● **Provided data**

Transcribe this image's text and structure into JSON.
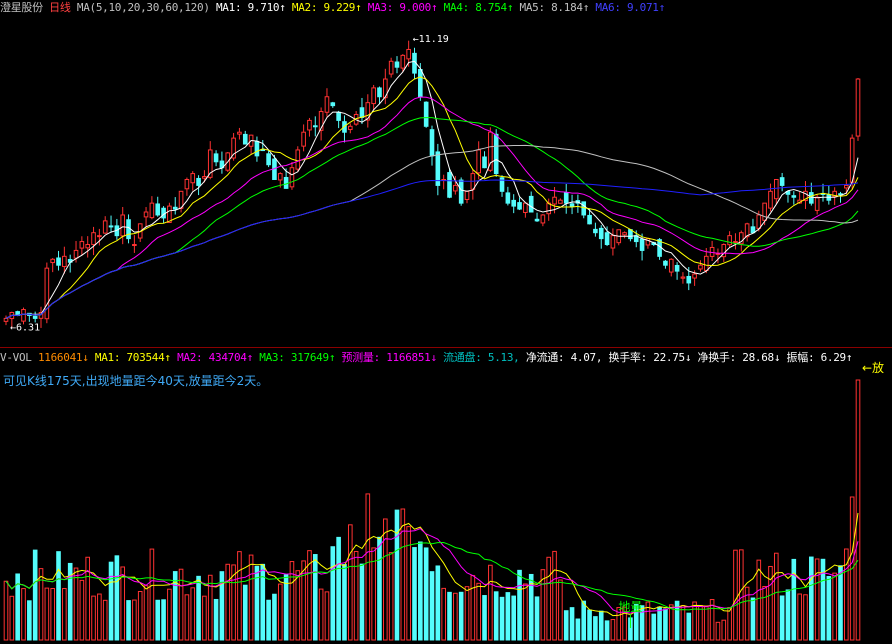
{
  "price_header": {
    "stock_name": "澄星股份",
    "period": "日线",
    "ma_params": "MA(5,10,20,30,60,120)",
    "items": [
      {
        "label": "MA1:",
        "value": "9.710",
        "arrow": "↑",
        "color": "#ffffff"
      },
      {
        "label": "MA2:",
        "value": "9.229",
        "arrow": "↑",
        "color": "#ffff00"
      },
      {
        "label": "MA3:",
        "value": "9.000",
        "arrow": "↑",
        "color": "#ff00ff"
      },
      {
        "label": "MA4:",
        "value": "8.754",
        "arrow": "↑",
        "color": "#00ff00"
      },
      {
        "label": "MA5:",
        "value": "8.184",
        "arrow": "↑",
        "color": "#c0c0c0"
      },
      {
        "label": "MA6:",
        "value": "9.071",
        "arrow": "↑",
        "color": "#4040ff"
      }
    ]
  },
  "volume_header": {
    "name": "V-VOL",
    "items": [
      {
        "label": "",
        "value": "1166041",
        "arrow": "↓",
        "color": "#ff8c00"
      },
      {
        "label": "MA1:",
        "value": "703544",
        "arrow": "↑",
        "color": "#ffff00"
      },
      {
        "label": "MA2:",
        "value": "434704",
        "arrow": "↑",
        "color": "#ff00ff"
      },
      {
        "label": "MA3:",
        "value": "317649",
        "arrow": "↑",
        "color": "#00ff00"
      },
      {
        "label": "预测量:",
        "value": "1166851",
        "arrow": "↓",
        "color": "#ff00ff"
      },
      {
        "label": "流通盘:",
        "value": "5.13",
        "arrow": ",",
        "color": "#00c0c0"
      },
      {
        "label": "净流通:",
        "value": "4.07",
        "arrow": ",",
        "color": "#ffffff"
      },
      {
        "label": "换手率:",
        "value": "22.75",
        "arrow": "↓",
        "color": "#ffffff"
      },
      {
        "label": "净换手:",
        "value": "28.68",
        "arrow": "↓",
        "color": "#ffffff"
      },
      {
        "label": "振幅:",
        "value": "6.29",
        "arrow": "↑",
        "color": "#ffffff"
      }
    ]
  },
  "volume_note": "可见K线175天,出现地量距今40天,放量距今2天。",
  "annotations": {
    "high_label": "11.19",
    "low_label": "6.31",
    "di_liang": "地量",
    "fang_liang": "←放",
    "fang_arrow": "↓"
  },
  "colors": {
    "up": "#ff3232",
    "down": "#54fcfc",
    "ma1": "#ffffff",
    "ma2": "#ffff00",
    "ma3": "#ff00ff",
    "ma4": "#00ff00",
    "ma5": "#c0c0c0",
    "ma6": "#2020ff",
    "vol": "#ff3232",
    "volDown": "#54fcfc"
  },
  "chart_data": {
    "type": "candlestick",
    "title": "澄星股份 日线",
    "price_range": [
      6.0,
      11.6
    ],
    "high": 11.19,
    "low": 6.31,
    "closes": [
      6.45,
      6.55,
      6.5,
      6.6,
      6.5,
      6.45,
      6.55,
      7.3,
      7.45,
      7.35,
      7.5,
      7.4,
      7.6,
      7.75,
      7.7,
      7.9,
      7.85,
      8.1,
      8.0,
      7.85,
      8.2,
      7.8,
      7.7,
      8.05,
      8.25,
      8.4,
      8.2,
      8.15,
      8.35,
      8.3,
      8.6,
      8.8,
      8.9,
      8.7,
      8.85,
      9.3,
      9.1,
      9.0,
      9.25,
      9.5,
      9.6,
      9.4,
      9.55,
      9.2,
      9.3,
      9.05,
      8.8,
      8.9,
      8.65,
      9.0,
      9.3,
      9.6,
      9.8,
      9.7,
      9.95,
      10.2,
      10.05,
      9.8,
      9.6,
      9.7,
      9.9,
      9.85,
      10.1,
      10.35,
      10.2,
      10.5,
      10.8,
      10.7,
      10.9,
      11.0,
      10.6,
      10.2,
      9.7,
      9.2,
      8.7,
      8.8,
      8.5,
      8.7,
      8.4,
      8.6,
      8.9,
      9.3,
      9.0,
      9.6,
      8.9,
      8.6,
      8.4,
      8.35,
      8.3,
      8.4,
      8.25,
      8.1,
      8.2,
      8.4,
      8.5,
      8.45,
      8.4,
      8.35,
      8.4,
      8.2,
      8.05,
      7.9,
      7.8,
      7.7,
      7.85,
      7.95,
      7.9,
      7.8,
      7.75,
      7.6,
      7.8,
      7.7,
      7.5,
      7.35,
      7.45,
      7.25,
      7.15,
      7.05,
      7.2,
      7.35,
      7.5,
      7.65,
      7.55,
      7.7,
      7.85,
      7.75,
      7.9,
      8.05,
      7.9,
      8.2,
      8.4,
      8.6,
      8.8,
      8.7,
      8.55,
      8.5,
      8.45,
      8.6,
      8.4,
      8.5,
      8.55,
      8.45,
      8.6,
      8.55,
      8.7,
      9.5,
      10.5
    ]
  }
}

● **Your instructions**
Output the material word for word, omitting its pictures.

● **Exercise answer**
Transcribe this image's text and structure into JSON.
{
  "price_header": {
    "stock_name": "澄星股份",
    "period": "日线",
    "ma_params": "MA(5,10,20,30,60,120)",
    "items": [
      {
        "label": "MA1:",
        "value": "9.710",
        "arrow": "↑",
        "color": "#ffffff"
      },
      {
        "label": "MA2:",
        "value": "9.229",
        "arrow": "↑",
        "color": "#ffff00"
      },
      {
        "label": "MA3:",
        "value": "9.000",
        "arrow": "↑",
        "color": "#ff00ff"
      },
      {
        "label": "MA4:",
        "value": "8.754",
        "arrow": "↑",
        "color": "#00ff00"
      },
      {
        "label": "MA5:",
        "value": "8.184",
        "arrow": "↑",
        "color": "#c0c0c0"
      },
      {
        "label": "MA6:",
        "value": "9.071",
        "arrow": "↑",
        "color": "#4040ff"
      }
    ]
  },
  "volume_header": {
    "name": "V-VOL",
    "items": [
      {
        "label": "",
        "value": "1166041",
        "arrow": "↓",
        "color": "#ff8c00"
      },
      {
        "label": "MA1:",
        "value": "703544",
        "arrow": "↑",
        "color": "#ffff00"
      },
      {
        "label": "MA2:",
        "value": "434704",
        "arrow": "↑",
        "color": "#ff00ff"
      },
      {
        "label": "MA3:",
        "value": "317649",
        "arrow": "↑",
        "color": "#00ff00"
      },
      {
        "label": "预测量:",
        "value": "1166851",
        "arrow": "↓",
        "color": "#ff00ff"
      },
      {
        "label": "流通盘:",
        "value": "5.13",
        "arrow": ",",
        "color": "#00c0c0"
      },
      {
        "label": "净流通:",
        "value": "4.07",
        "arrow": ",",
        "color": "#ffffff"
      },
      {
        "label": "换手率:",
        "value": "22.75",
        "arrow": "↓",
        "color": "#ffffff"
      },
      {
        "label": "净换手:",
        "value": "28.68",
        "arrow": "↓",
        "color": "#ffffff"
      },
      {
        "label": "振幅:",
        "value": "6.29",
        "arrow": "↑",
        "color": "#ffffff"
      }
    ]
  },
  "volume_note": "可见K线175天,出现地量距今40天,放量距今2天。",
  "annotations": {
    "high_label": "11.19",
    "low_label": "6.31",
    "di_liang": "地量",
    "fang_liang": "←放",
    "fang_arrow": "↓"
  },
  "colors": {
    "up": "#ff3232",
    "down": "#54fcfc",
    "ma1": "#ffffff",
    "ma2": "#ffff00",
    "ma3": "#ff00ff",
    "ma4": "#00ff00",
    "ma5": "#c0c0c0",
    "ma6": "#2020ff",
    "vol": "#ff3232",
    "volDown": "#54fcfc"
  },
  "chart_data": {
    "type": "candlestick",
    "title": "澄星股份 日线",
    "price_range": [
      6.0,
      11.6
    ],
    "high": 11.19,
    "low": 6.31,
    "closes": [
      6.45,
      6.55,
      6.5,
      6.6,
      6.5,
      6.45,
      6.55,
      7.3,
      7.45,
      7.35,
      7.5,
      7.4,
      7.6,
      7.75,
      7.7,
      7.9,
      7.85,
      8.1,
      8.0,
      7.85,
      8.2,
      7.8,
      7.7,
      8.05,
      8.25,
      8.4,
      8.2,
      8.15,
      8.35,
      8.3,
      8.6,
      8.8,
      8.9,
      8.7,
      8.85,
      9.3,
      9.1,
      9.0,
      9.25,
      9.5,
      9.6,
      9.4,
      9.55,
      9.2,
      9.3,
      9.05,
      8.8,
      8.9,
      8.65,
      9.0,
      9.3,
      9.6,
      9.8,
      9.7,
      9.95,
      10.2,
      10.05,
      9.8,
      9.6,
      9.7,
      9.9,
      9.85,
      10.1,
      10.35,
      10.2,
      10.5,
      10.8,
      10.7,
      10.9,
      11.0,
      10.6,
      10.2,
      9.7,
      9.2,
      8.7,
      8.8,
      8.5,
      8.7,
      8.4,
      8.6,
      8.9,
      9.3,
      9.0,
      9.6,
      8.9,
      8.6,
      8.4,
      8.35,
      8.3,
      8.4,
      8.25,
      8.1,
      8.2,
      8.4,
      8.5,
      8.45,
      8.4,
      8.35,
      8.4,
      8.2,
      8.05,
      7.9,
      7.8,
      7.7,
      7.85,
      7.95,
      7.9,
      7.8,
      7.75,
      7.6,
      7.8,
      7.7,
      7.5,
      7.35,
      7.45,
      7.25,
      7.15,
      7.05,
      7.2,
      7.35,
      7.5,
      7.65,
      7.55,
      7.7,
      7.85,
      7.75,
      7.9,
      8.05,
      7.9,
      8.2,
      8.4,
      8.6,
      8.8,
      8.7,
      8.55,
      8.5,
      8.45,
      8.6,
      8.4,
      8.5,
      8.55,
      8.45,
      8.6,
      8.55,
      8.7,
      9.5,
      10.5
    ]
  }
}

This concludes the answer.